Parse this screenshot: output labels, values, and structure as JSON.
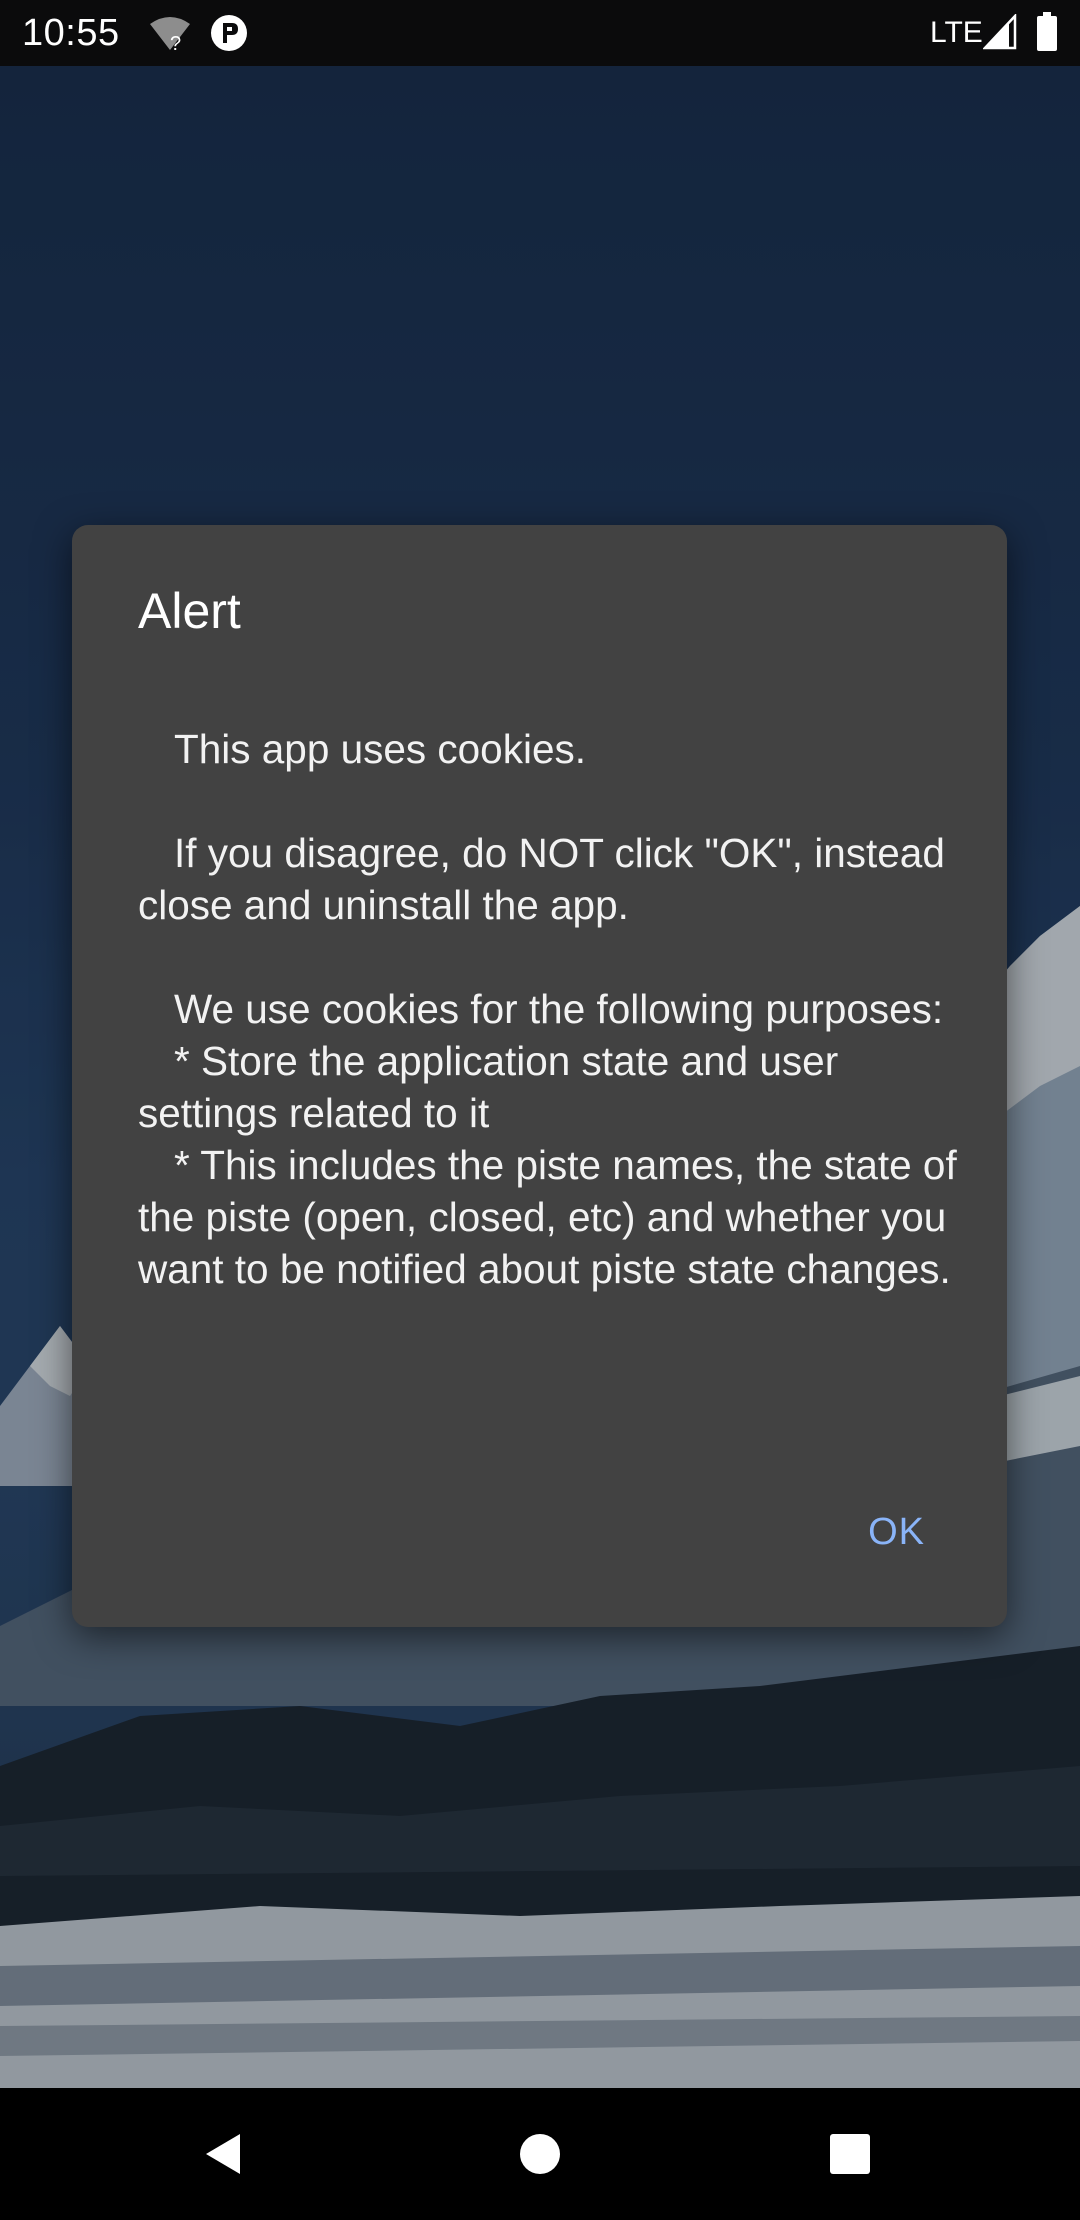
{
  "status_bar": {
    "time": "10:55",
    "network": "LTE",
    "icons": [
      "wifi-unknown-icon",
      "app-notification-icon",
      "signal-icon",
      "battery-icon"
    ]
  },
  "dialog": {
    "title": "Alert",
    "message": "\tThis app uses cookies.\n\n\tIf you disagree, do NOT click \"OK\", instead close and uninstall the app.\n\n\tWe use cookies for the following purposes:\n\t* Store the application state and user settings related to it\n\t* This includes the piste names, the state of the piste (open, closed, etc) and whether you want to be notified about piste state changes.",
    "ok_label": "OK"
  },
  "nav_bar": {
    "icons": [
      "back-icon",
      "home-icon",
      "recents-icon"
    ]
  },
  "colors": {
    "dialog_background": "#424242",
    "accent": "#8ab4f8",
    "scrim": "rgba(0,0,0,0.28)"
  }
}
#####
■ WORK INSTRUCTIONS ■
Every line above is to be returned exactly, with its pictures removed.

■ FINAL ANSWER ■
Parse this screenshot: output labels, values, and structure as JSON.
{
  "status_bar": {
    "time": "10:55",
    "network": "LTE",
    "icons": [
      "wifi-unknown-icon",
      "app-notification-icon",
      "signal-icon",
      "battery-icon"
    ]
  },
  "dialog": {
    "title": "Alert",
    "message": "\tThis app uses cookies.\n\n\tIf you disagree, do NOT click \"OK\", instead close and uninstall the app.\n\n\tWe use cookies for the following purposes:\n\t* Store the application state and user settings related to it\n\t* This includes the piste names, the state of the piste (open, closed, etc) and whether you want to be notified about piste state changes.",
    "ok_label": "OK"
  },
  "nav_bar": {
    "icons": [
      "back-icon",
      "home-icon",
      "recents-icon"
    ]
  },
  "colors": {
    "dialog_background": "#424242",
    "accent": "#8ab4f8",
    "scrim": "rgba(0,0,0,0.28)"
  }
}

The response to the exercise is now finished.